If you set the wattage to a lower level, the heater will use less power at once, but will turn on more often and still use about the same amount of electricity.
So the dial really lets you pick how warm you want it to be in the room, and the wattage switches let you pick how often it turns on and gets hot. So this dial really determines how hot your room will be.
These electric heaters and efficiency do not go together at all!!
They are in no way efficient at all!!
Sure they are 100% efficient using the electric provided to them, but hwat is the cost of that electric compared to say gas or fuel oil?
The onlt way they can save you any money is if you live in one small room, heat that and not the rest of the house.
And no it is not more efficient to run it constantly...
If your not using the room you are heating with it turn it off.
Sorry if I seem to be ranting, but as a heating contractor I have seen these sold as "energy savers" many times and it is just a sales pitch and nothing more.
Absolutely NO truth to it whatsoever and they know it.
I hope that this will help you to solve your problem!
because it operates on room air temperature, if this is the only means of heat to this room, leaving it on would be more economical thus keeping the rise in air temp time less=less time it works hard to match what you desire. but if not only source of heat no. time to heat room would be almost the same thus you would save what you used during the day due to fluctuations in room temps between time your furnace would kick on and off.
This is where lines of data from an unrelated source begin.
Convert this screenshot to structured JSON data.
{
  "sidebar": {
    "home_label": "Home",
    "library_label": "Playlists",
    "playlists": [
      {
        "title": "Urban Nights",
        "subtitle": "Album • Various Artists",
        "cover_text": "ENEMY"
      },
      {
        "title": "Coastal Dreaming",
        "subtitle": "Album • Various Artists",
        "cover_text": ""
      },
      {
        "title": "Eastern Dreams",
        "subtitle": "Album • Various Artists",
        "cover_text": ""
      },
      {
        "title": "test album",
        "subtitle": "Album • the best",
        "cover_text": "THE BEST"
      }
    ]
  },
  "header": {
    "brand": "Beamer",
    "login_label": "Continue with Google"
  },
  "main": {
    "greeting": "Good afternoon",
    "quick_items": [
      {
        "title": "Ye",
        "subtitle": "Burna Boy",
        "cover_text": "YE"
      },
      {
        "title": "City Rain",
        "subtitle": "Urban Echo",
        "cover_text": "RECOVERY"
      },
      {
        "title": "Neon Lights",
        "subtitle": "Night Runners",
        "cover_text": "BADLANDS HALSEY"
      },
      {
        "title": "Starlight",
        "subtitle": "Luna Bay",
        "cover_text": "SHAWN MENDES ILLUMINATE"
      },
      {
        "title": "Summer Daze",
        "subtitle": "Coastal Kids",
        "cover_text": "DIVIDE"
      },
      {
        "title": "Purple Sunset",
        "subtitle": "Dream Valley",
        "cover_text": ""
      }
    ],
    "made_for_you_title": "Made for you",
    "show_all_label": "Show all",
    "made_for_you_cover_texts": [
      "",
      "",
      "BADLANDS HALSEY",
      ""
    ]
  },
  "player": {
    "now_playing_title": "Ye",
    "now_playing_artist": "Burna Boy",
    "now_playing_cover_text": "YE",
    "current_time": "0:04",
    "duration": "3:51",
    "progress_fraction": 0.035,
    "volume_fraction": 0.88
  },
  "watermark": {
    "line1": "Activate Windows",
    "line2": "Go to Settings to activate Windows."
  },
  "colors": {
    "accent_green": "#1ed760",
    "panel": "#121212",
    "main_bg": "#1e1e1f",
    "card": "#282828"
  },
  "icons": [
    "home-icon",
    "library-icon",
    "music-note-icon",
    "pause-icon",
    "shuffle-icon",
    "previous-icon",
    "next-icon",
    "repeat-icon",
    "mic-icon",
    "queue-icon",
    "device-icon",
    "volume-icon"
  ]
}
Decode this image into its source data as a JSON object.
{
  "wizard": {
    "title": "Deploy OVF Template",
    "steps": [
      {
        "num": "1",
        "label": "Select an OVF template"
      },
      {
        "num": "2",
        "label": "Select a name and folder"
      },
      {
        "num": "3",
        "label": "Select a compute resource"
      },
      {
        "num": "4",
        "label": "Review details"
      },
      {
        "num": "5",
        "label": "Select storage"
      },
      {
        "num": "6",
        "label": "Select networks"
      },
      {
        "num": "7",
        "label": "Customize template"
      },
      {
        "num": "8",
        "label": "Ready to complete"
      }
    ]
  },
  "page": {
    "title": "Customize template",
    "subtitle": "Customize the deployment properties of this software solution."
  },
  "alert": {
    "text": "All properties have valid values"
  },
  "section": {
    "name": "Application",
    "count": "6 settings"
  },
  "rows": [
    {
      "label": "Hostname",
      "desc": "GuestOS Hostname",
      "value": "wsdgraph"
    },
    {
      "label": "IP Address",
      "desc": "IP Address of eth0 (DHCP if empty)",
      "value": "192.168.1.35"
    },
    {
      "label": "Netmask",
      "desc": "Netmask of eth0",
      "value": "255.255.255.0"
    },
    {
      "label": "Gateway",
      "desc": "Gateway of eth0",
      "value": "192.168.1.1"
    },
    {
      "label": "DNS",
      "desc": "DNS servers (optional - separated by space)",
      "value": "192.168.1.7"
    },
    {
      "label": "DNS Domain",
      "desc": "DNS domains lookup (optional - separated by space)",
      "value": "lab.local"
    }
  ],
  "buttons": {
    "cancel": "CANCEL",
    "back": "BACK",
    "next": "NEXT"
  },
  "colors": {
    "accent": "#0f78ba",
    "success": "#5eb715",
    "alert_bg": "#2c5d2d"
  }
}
I have the same heater and it works great in my bedroom (with a door). the room is about 12 x 14. For my living room and dining area I use 2 or 3 oscillating, ceramic, fan forced heaters spaced out.
As you say, logically...since heat rises, the heat comes off the top. Only 3 things that I can think of would make that heater not work: First, a factory defect (it doesn't heat period). Second, if you have it a room that is too large for that size heater. Third, if the room has no doors (such as a living room).
If you have a draft it can work to your advantage. By placing the heater in line with the draft it will actually accelerate the heat exchange process and distribute the heat faster for you.